Pinterest users can drag the visual search tool around an image and find more Pins with similar content. When you use a clear image for your Pin, you can maximize visual search as well. Always optimize for text and visual search to get the most out of each piece of content.
Keep Your Logo Out of the Lower Corner
Never position your logo in the lower right corner of the image you use for your Pinterest Pin. The reason is that it will be covered up by Pinterest’s visual search tool mentioned in the preceding section. Go to Pinterest and look at any Pin. The visual search “target” can be seen in the lower right corner of the Pin. If you place your logo – or any important part of your image – in that area, it won’t be visible, and you will lose out on a brand recognition opportunity.
With Pinterest Buyable Pins, formerly called Product Pins, users can shop products on Pinterest. If you have an e-commerce website, use meta-data and optimize your Pins for shopping. Look at the two Pins in the example. The one on the left is a Buyable Pin and the one on the right is not. Both have eye-catching images, but the one on the right gives more information such as price and description. It is also easier to buy with fewer clicks to complete the sale. We know that the easier it is for a shopper to complete a purchase, the more likely it is to get the conversion. It’s all about creating an enjoyable and easy user experience.
Tagging is a feature that is useful to eCommerce site owners as well as affiliate marketers. Items in Pin images can be tagged with links to buy the items. They don’t have to be products from your verified domain either. Which is good news for affiliates. These Pins can also be carousel Pins so you can show color options or other variations to buy.
Pinterest Rich Pins have to be set up and verified on your website. Rich Pins are a feature for food and recipe websites that lets them show a lot of extra information right on Pinterest. The upside to this is that the Pin really stands out against Pins that are not using Rich Pins. The downside is that it may cause a lower click-through rate to your website because all of the information is available on Pinterest. The reader doesn’t have a reason to click through. Try both and figure out which is best for your KPIs. You may want to mix it up a bit for your strategy.
Video Pins are great for engagement. They are still underutilized on Pinterest. As with all social media, the feature that is the newest usually has the most opportunity. So, it pays to be an early adopter of technology. The video Pin I show in my tutorial video is one I saved to my account the very first week Pinterest allowed videos to be saved to business accounts. It’s not optimized with keywords. I was just playing with the video upload tool to see how it worked.
My video has over 8,000 views which is amazing for a Pin that has no optimization going for it. The lifetime metrics are very useful for remarketing too. Remember Pinterest forces you to use a thumbnail image for video Pins that is the same aspect ratio as the video itself. You want to use horizontal thumbnails for all Pins – organic, Promoted, video, standard, carousel, etc. Keep this in mind when planning your video Pins.
Track Your Pin Close-Ups

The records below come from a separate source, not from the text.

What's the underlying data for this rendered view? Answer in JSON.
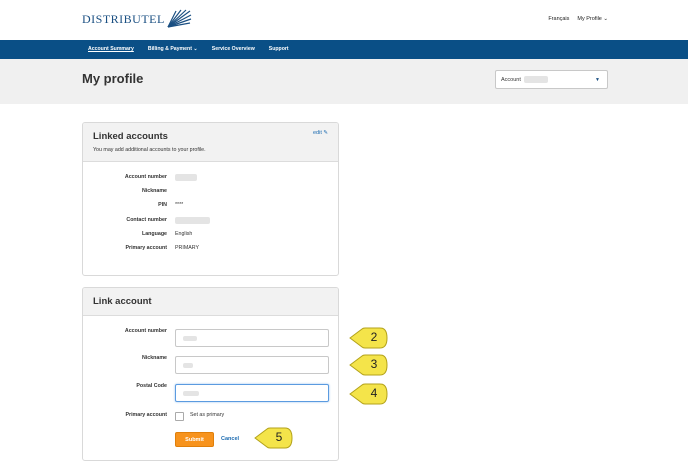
{
  "brand": {
    "name": "DISTRIBUTEL",
    "accent": "#0a4f86",
    "orange": "#f7931d",
    "link": "#1a6ab0"
  },
  "top_links": {
    "language": "Français",
    "profile": "My Profile"
  },
  "nav": [
    {
      "label": "Account Summary",
      "active": true
    },
    {
      "label": "Billing & Payment",
      "has_dropdown": true
    },
    {
      "label": "Service Overview"
    },
    {
      "label": "Support"
    }
  ],
  "page": {
    "title": "My profile",
    "account_select_label": "Account"
  },
  "linked_accounts": {
    "title": "Linked accounts",
    "subtitle": "You may add additional accounts to your profile.",
    "edit_label": "edit",
    "rows": [
      {
        "label": "Account number",
        "value": ""
      },
      {
        "label": "Nickname",
        "value": ""
      },
      {
        "label": "PIN",
        "value": "****"
      },
      {
        "label": "Contact number",
        "value": ""
      },
      {
        "label": "Language",
        "value": "English"
      },
      {
        "label": "Primary account",
        "value": "PRIMARY"
      }
    ]
  },
  "link_account": {
    "title": "Link account",
    "fields": [
      {
        "label": "Account number",
        "value": ""
      },
      {
        "label": "Nickname",
        "value": ""
      },
      {
        "label": "Postal Code",
        "value": ""
      }
    ],
    "primary_label": "Primary account",
    "primary_checkbox_label": "Set as primary",
    "submit_label": "Submit",
    "cancel_label": "Cancel"
  },
  "callouts": [
    "2",
    "3",
    "4",
    "5"
  ]
}
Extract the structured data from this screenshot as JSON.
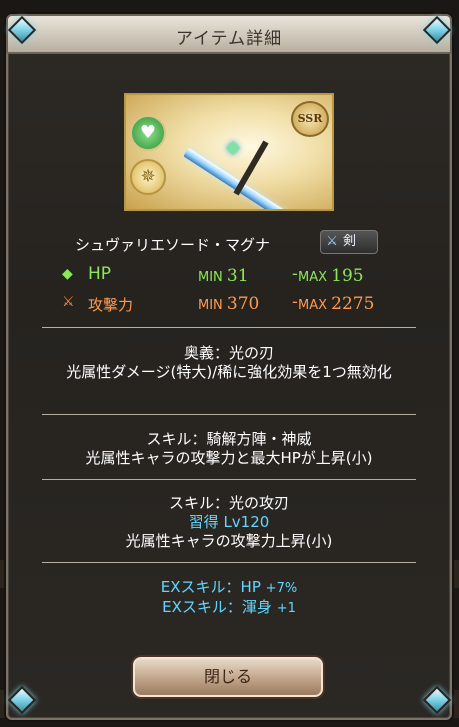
{
  "header": {
    "title": "アイテム詳細"
  },
  "weapon": {
    "rarity": "SSR",
    "element_icon": "heart-icon",
    "type_icon": "compass-icon",
    "name": "シュヴァリエソード・マグナ",
    "type_label": "剣"
  },
  "stats": {
    "hp": {
      "label": "HP",
      "min_label": "MIN",
      "min": "31",
      "max_label": "MAX",
      "max": "195"
    },
    "atk": {
      "label": "攻撃力",
      "min_label": "MIN",
      "min": "370",
      "max_label": "MAX",
      "max": "2275"
    },
    "dash": "-"
  },
  "ougi": {
    "title": "奥義：光の刃",
    "desc": "光属性ダメージ(特大)/稀に強化効果を1つ無効化"
  },
  "skill1": {
    "title": "スキル：騎解方陣・神威",
    "desc": "光属性キャラの攻撃力と最大HPが上昇(小)"
  },
  "skill2": {
    "title": "スキル：光の攻刃",
    "unlock": "習得 Lv120",
    "desc": "光属性キャラの攻撃力上昇(小)"
  },
  "ex_skills": [
    {
      "label": "EXスキル：HP",
      "value": "+7%"
    },
    {
      "label": "EXスキル：渾身",
      "value": "+1"
    }
  ],
  "buttons": {
    "close": "閉じる"
  },
  "colors": {
    "hp": "#8ce85a",
    "atk": "#ff9a52",
    "ex": "#63d6ff"
  }
}
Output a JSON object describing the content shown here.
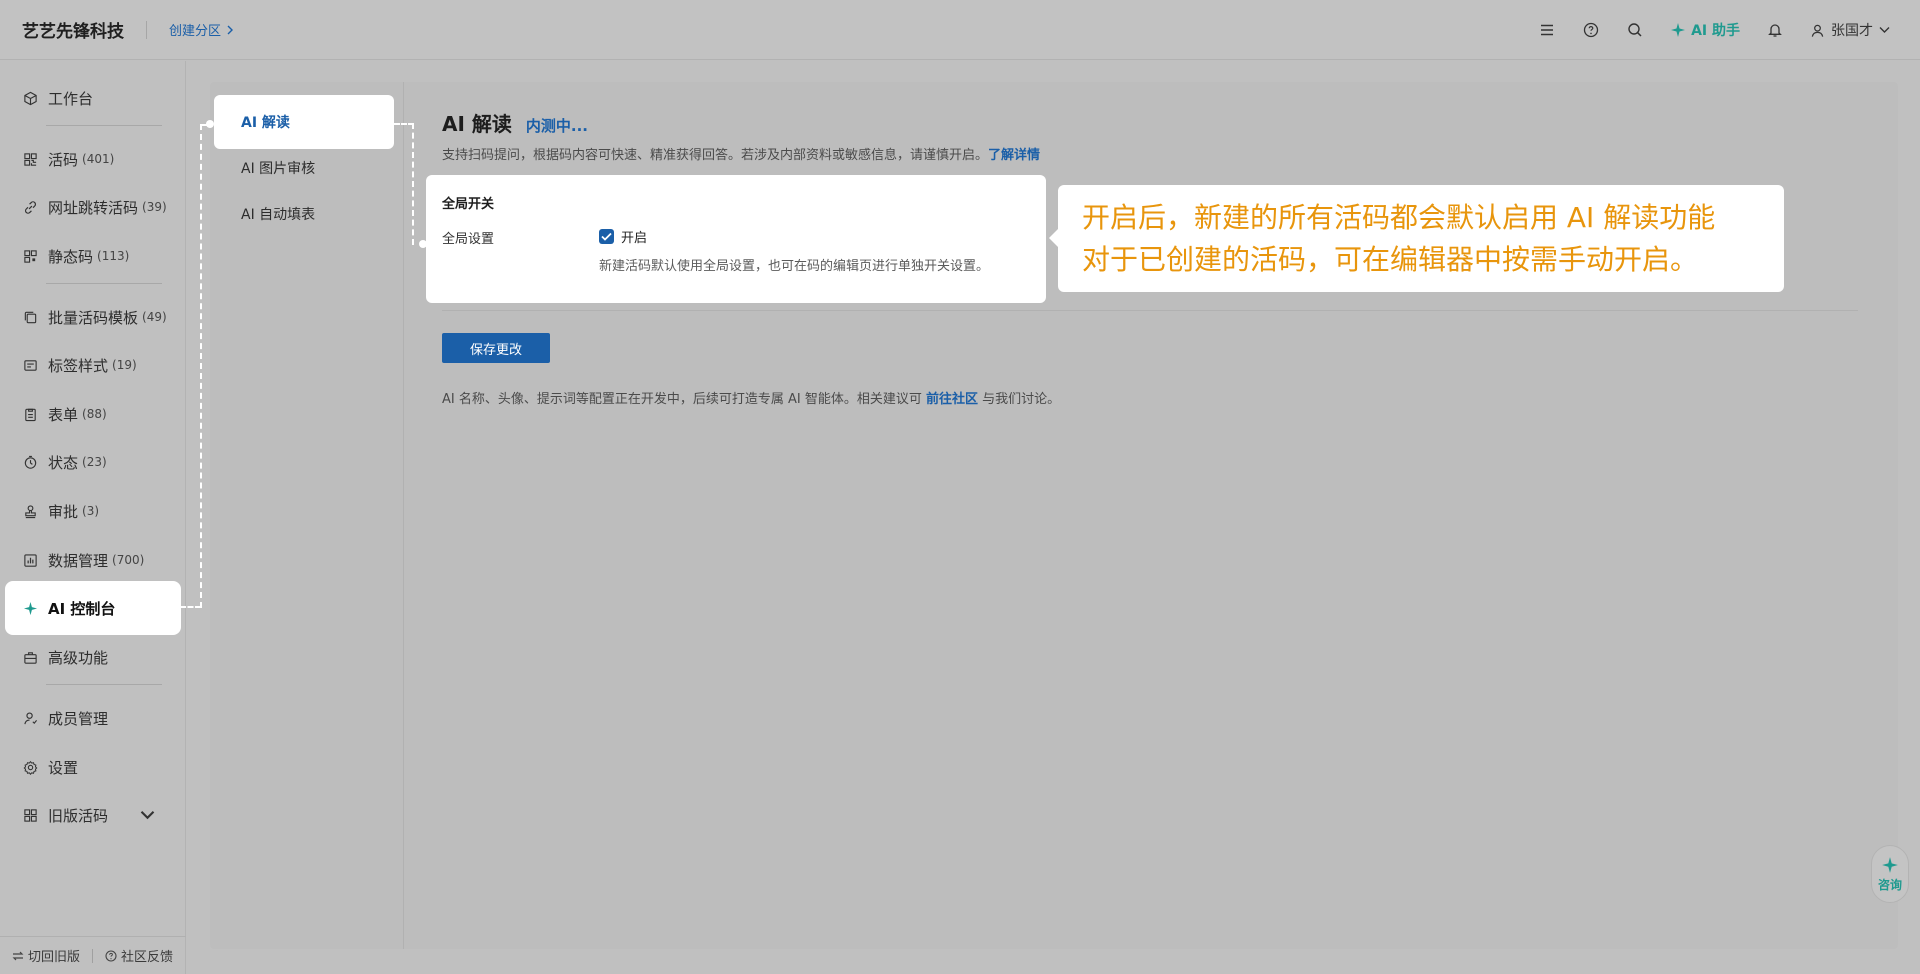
{
  "header": {
    "brand": "艺艺先锋科技",
    "breadcrumb": "创建分区",
    "ai_helper": "AI 助手",
    "user_name": "张国才"
  },
  "sidebar": {
    "items": [
      {
        "label": "工作台",
        "count": ""
      },
      {
        "label": "活码",
        "count": "(401)"
      },
      {
        "label": "网址跳转活码",
        "count": "(39)"
      },
      {
        "label": "静态码",
        "count": "(113)"
      },
      {
        "label": "批量活码模板",
        "count": "(49)"
      },
      {
        "label": "标签样式",
        "count": "(19)"
      },
      {
        "label": "表单",
        "count": "(88)"
      },
      {
        "label": "状态",
        "count": "(23)"
      },
      {
        "label": "审批",
        "count": "(3)"
      },
      {
        "label": "数据管理",
        "count": "(700)"
      },
      {
        "label": "AI 控制台",
        "count": ""
      },
      {
        "label": "高级功能",
        "count": ""
      },
      {
        "label": "成员管理",
        "count": ""
      },
      {
        "label": "设置",
        "count": ""
      },
      {
        "label": "旧版活码",
        "count": ""
      }
    ],
    "footer": {
      "switch_old": "切回旧版",
      "feedback": "社区反馈"
    }
  },
  "subnav": {
    "items": [
      "AI 解读",
      "AI 图片审核",
      "AI 自动填表"
    ]
  },
  "content": {
    "title": "AI 解读",
    "beta": "内测中...",
    "description": "支持扫码提问，根据码内容可快速、精准获得回答。若涉及内部资料或敏感信息，请谨慎开启。",
    "learn_more": "了解详情",
    "switch_card": {
      "title": "全局开关",
      "label": "全局设置",
      "checkbox_label": "开启",
      "hint": "新建活码默认使用全局设置，也可在码的编辑页进行单独开关设置。"
    },
    "save_button": "保存更改",
    "note_prefix": "AI 名称、头像、提示词等配置正在开发中，后续可打造专属 AI 智能体。相关建议可",
    "note_link": "前往社区",
    "note_suffix": "与我们讨论。"
  },
  "callout": {
    "line1": "开启后，新建的所有活码都会默认启用 AI 解读功能",
    "line2": "对于已创建的活码，可在编辑器中按需手动开启。"
  },
  "consult": "咨询",
  "colors": {
    "accent_blue": "#1b5fa8",
    "ai_teal": "#1f9a8f",
    "callout_orange": "#e8950c"
  }
}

Pin close up views are an important metric just like engagement and link clicks. This metric gives you another indicator of how your titles and images are working to hook readers’ interest. If your close-ups are high but saves and click-thrus are low, then you know your audience or offer is not correct. Knowledge is power. The more information you have to work with, the more you can fine-tune your strategy to earn conversions.
Close-ups with low clicks are not necessarily all bad though. If you’re like me, you may look at the close-up view of a Pin and go to the website later on.
Join me for the next blog post which is about image optimization.